Nowhere in Barnett’s article does one find a hint that the leading, pioneering classical liberals of the nineteenth and early twentieth centuries were not just skeptical of the government’s war-making power; rather they were forthrightly antiwar, anti-empire, and pro-peace. These include Frederic Bastiat, Richard Cobden, John Bright, Herbert Spencer, Auberon Herbert, and William Graham Sumner. This is no coincidence. These men were not ivory-tower theorists; they were historians as well as keen observers of contemporary events, applying libertarian principles to the historical conduct of politicians, bureaucrats, and diplomats. It was Sumner, echoing many before him, who pointed out that "national defense" means "war, debt, taxation, diplomacy, a grand governmental system, pomp, glory, a big army and navy, lavish expenditures, political jobbery." The liberals unfailingly understood that war meant the mass murder of innocents and regimentation at home. Nothing is easier for a politician than conjuring up a "self-defense" justification for war, but the great classical liberals would have nothing to do with it. For one thing, they realized that the self-defense analogy is bogus. When an individual defends himself, he does not tax others to help him, conscript others, or bomb the attacker's friends and family, who may be completely innocent of wrongdoing. The state is not an individual. The rules are different.

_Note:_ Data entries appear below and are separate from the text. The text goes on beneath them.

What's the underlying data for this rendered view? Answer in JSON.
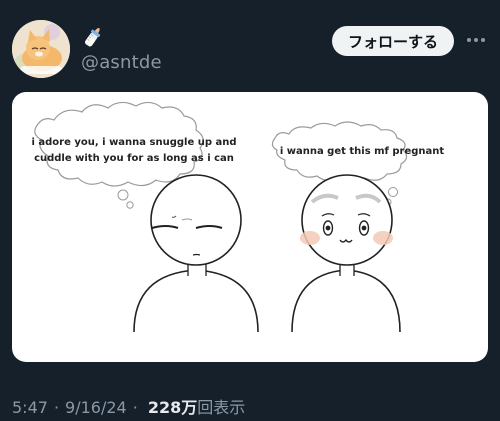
{
  "author": {
    "handle": "@asntde",
    "avatar_icon": "cat-avatar",
    "name_icon": "baby-bottle-icon"
  },
  "actions": {
    "follow_label": "フォローする",
    "more_icon": "more-icon"
  },
  "media": {
    "left_thought": {
      "line1": "i adore you, i wanna snuggle up and",
      "line2": "cuddle with you for as long as i can"
    },
    "right_thought": {
      "line1": "i wanna get this mf pregnant"
    }
  },
  "meta": {
    "time": "5:47",
    "separator": "·",
    "date": "9/16/24",
    "views_count": "228",
    "views_unit": "万",
    "views_label": "回表示"
  },
  "colors": {
    "background": "#15202b",
    "secondary_text": "#8b98a5",
    "button_bg": "#eff3f4",
    "blush": "#f2c9b6"
  }
}
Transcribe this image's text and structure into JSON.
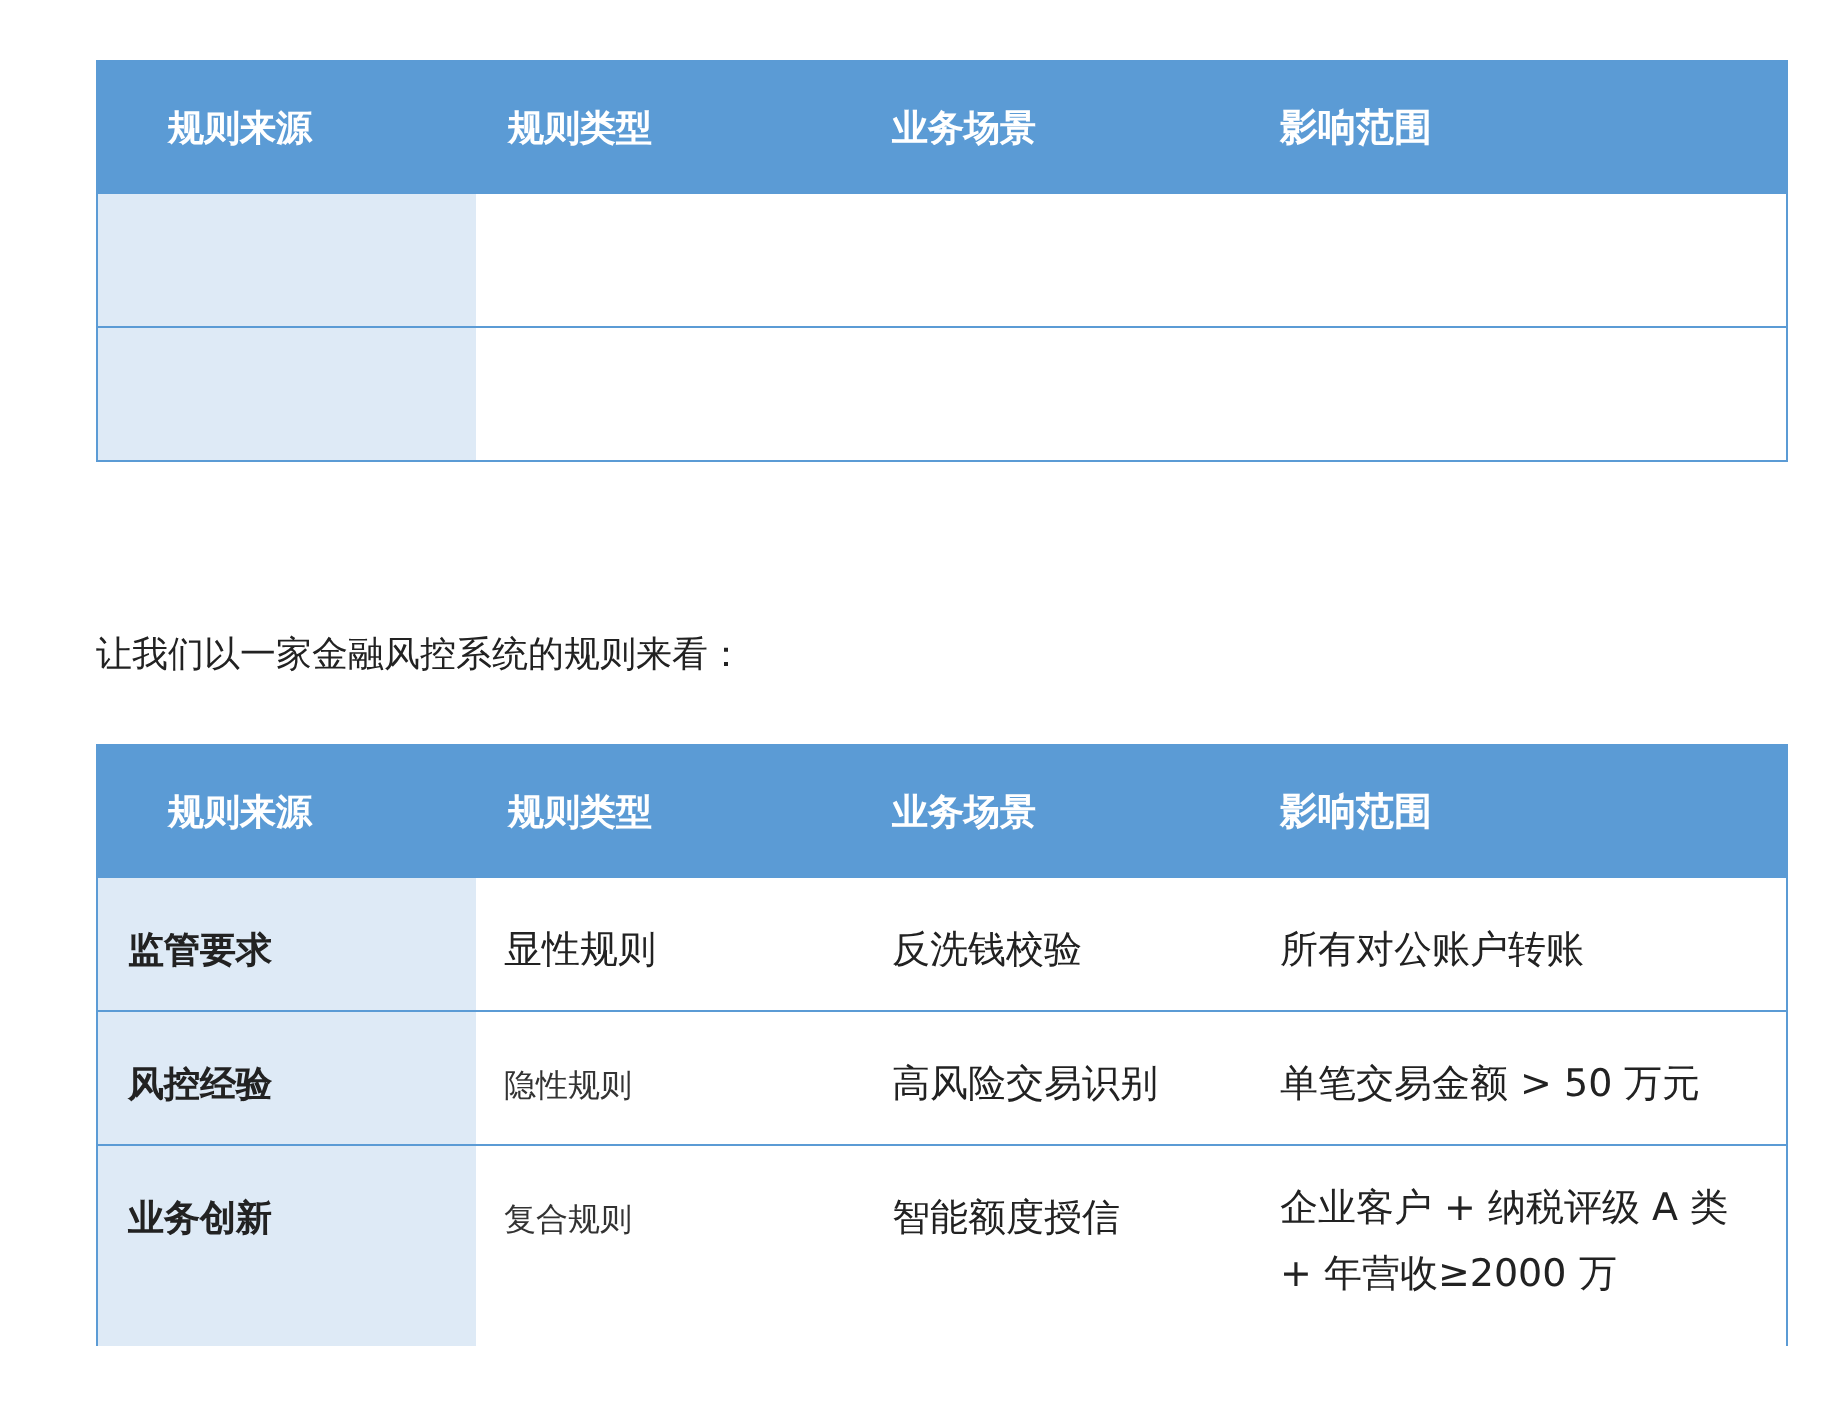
{
  "top_table": {
    "columns": [
      "规则来源",
      "规则类型",
      "业务场景",
      "影响范围"
    ]
  },
  "intro": "让我们以一家金融风控系统的规则来看：",
  "rules_table": {
    "columns": [
      "规则来源",
      "规则类型",
      "业务场景",
      "影响范围"
    ],
    "rows": [
      [
        "监管要求",
        "显性规则",
        "反洗钱校验",
        "所有对公账户转账"
      ],
      [
        "风控经验",
        "隐性规则",
        "高风险交易识别",
        "单笔交易金额 > 50 万元"
      ],
      [
        "业务创新",
        "复合规则",
        "智能额度授信",
        "企业客户 + 纳税评级 A 类 + 年营收≥2000 万"
      ]
    ]
  }
}
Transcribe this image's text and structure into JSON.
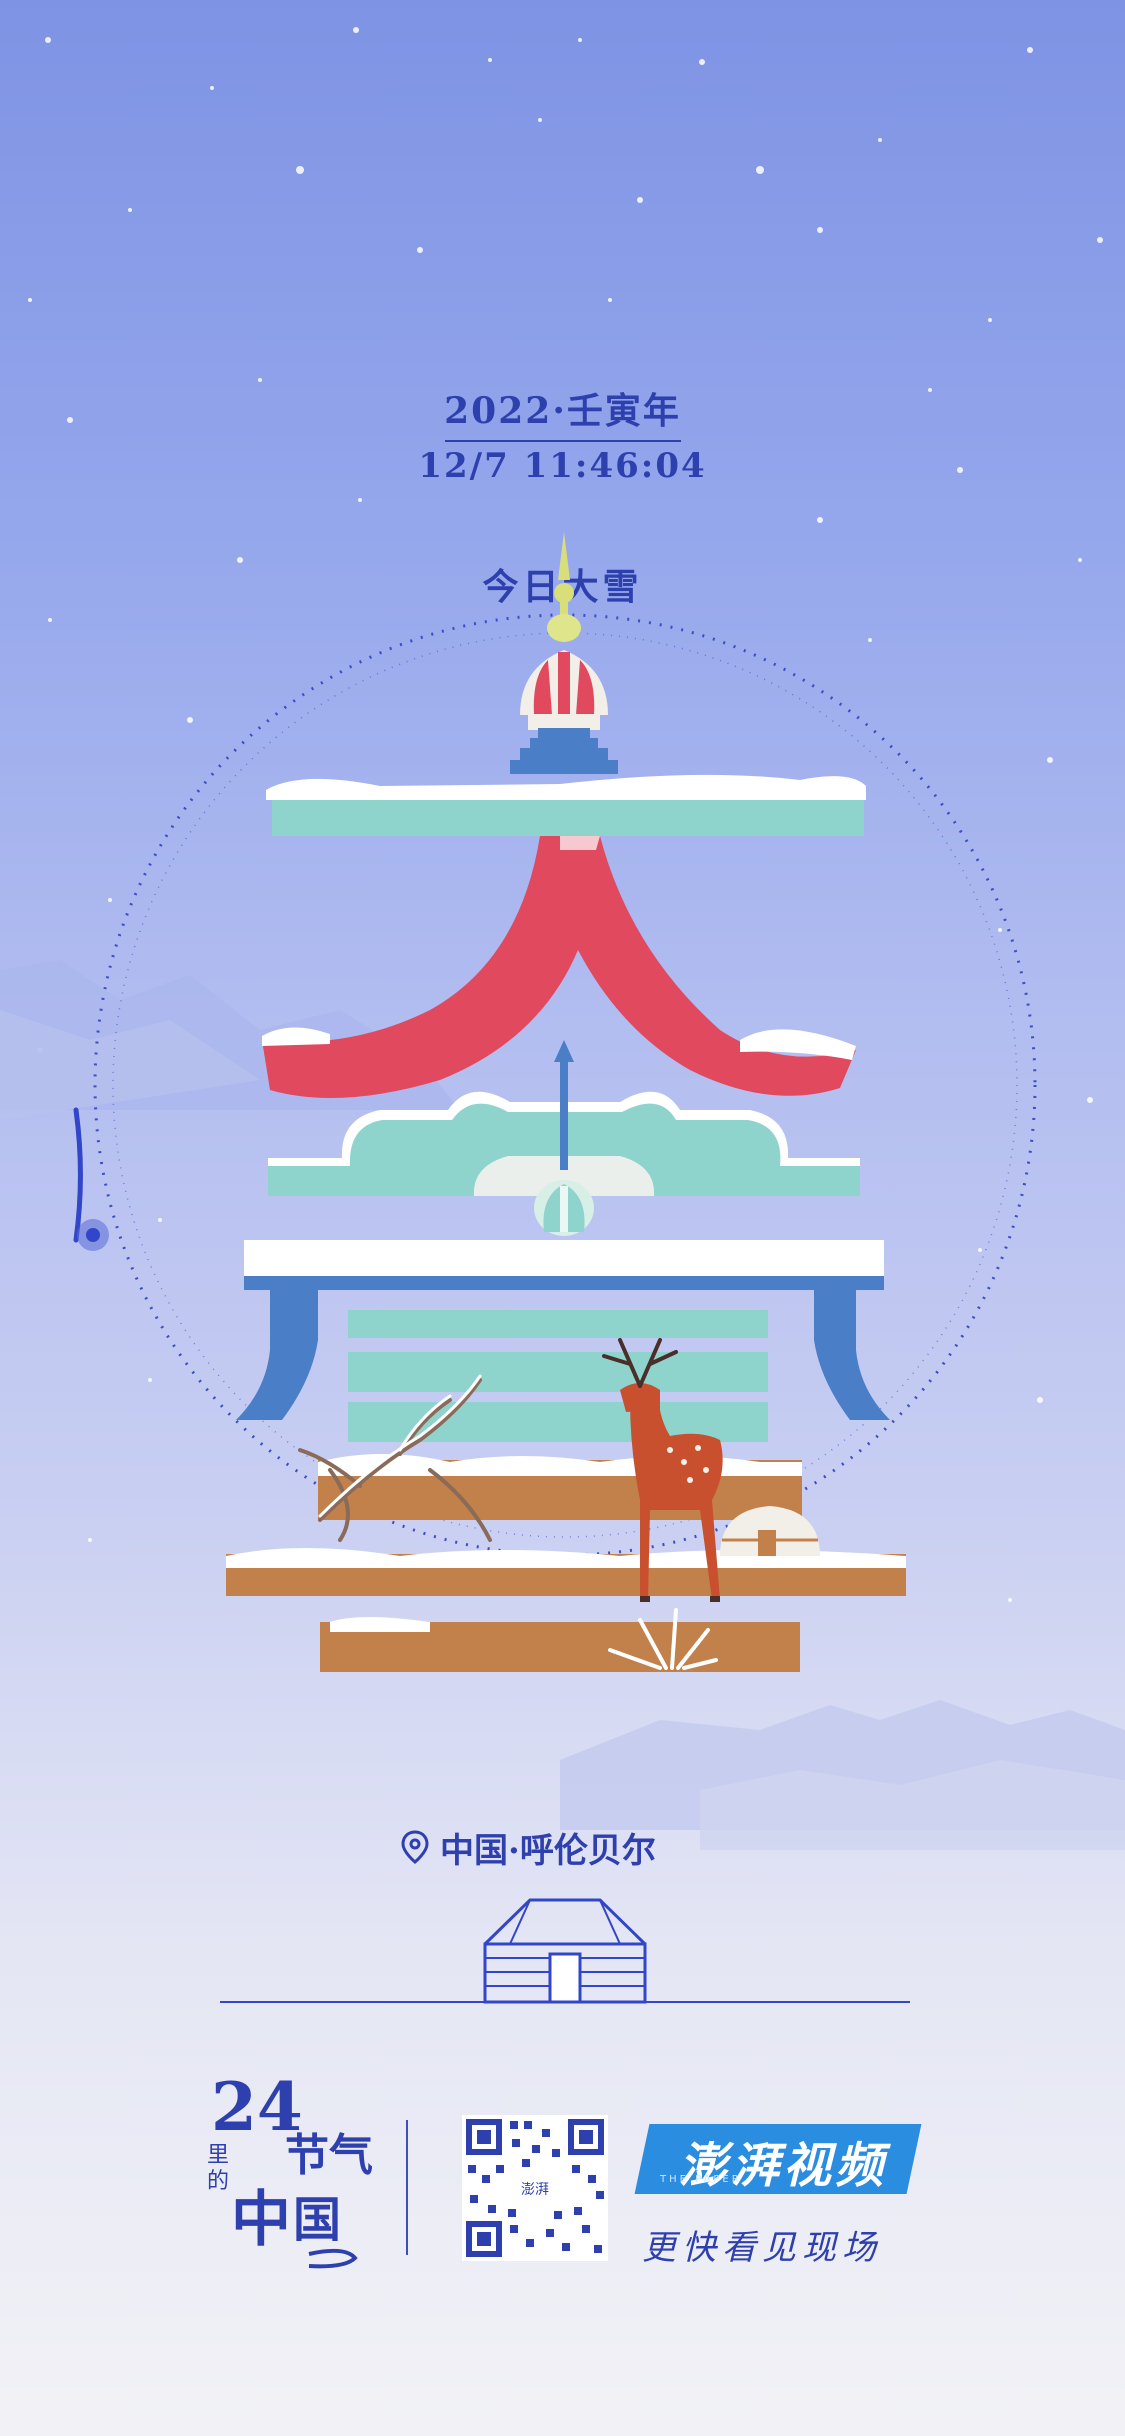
{
  "header": {
    "year_label": "2022·壬寅年",
    "datetime": "12/7 11:46:04",
    "today_label": "今日大雪"
  },
  "location": {
    "label": "中国·呼伦贝尔",
    "icon": "location-pin-icon"
  },
  "footer": {
    "logo_number": "24",
    "logo_chars": [
      "节",
      "气",
      "里",
      "的",
      "中",
      "国"
    ],
    "brand_name": "澎湃视频",
    "brand_subtext": "THE PAPER",
    "qr_center_text": "澎湃",
    "slogan": "更快看见现场"
  },
  "colors": {
    "accent": "#2e3fae",
    "brand_blue": "#2a8de0",
    "red": "#e0495e",
    "teal": "#8fd4cc",
    "blue": "#4a7fc8",
    "brown": "#c2804a"
  }
}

I think this gets at an underlying flaw in Barnett’s case. He, like others, approaches libertarianism in a hyper-rationalistic, ahistorical way. If in his view a policy position cannot be reached deductively from libertarian first principles, he concludes that libertarianism per se has nothing to say about it. But his method is wrong. Libertarianism isn’t purely an a priori theory. It's a set of insights about human beings and a unique historical institution -- the state -- insights produced by centuries of experience. Libertarianism properly conceived is an interplay of theory and history, neither ever losing sight of the other. It is, as Chris Sciabarra notes, dialectical.
Barnett curiously combines his simplistic a priori approach to libertarianism with a vulgar dilettantism regarding current events void of detailed knowledge about the
And why are libertarian such as Barnett comfortable with this dubious methodology with respect to foreign policy? Because not far below the surface, they are nationalists. The nation is still a special unit of emotional value -- particularly the U.S. There's an implicit theory of exceptionalism here too. That accounts for their lack of interest in the history of U.S. intervention.
Cross-posted at Liberty & Power.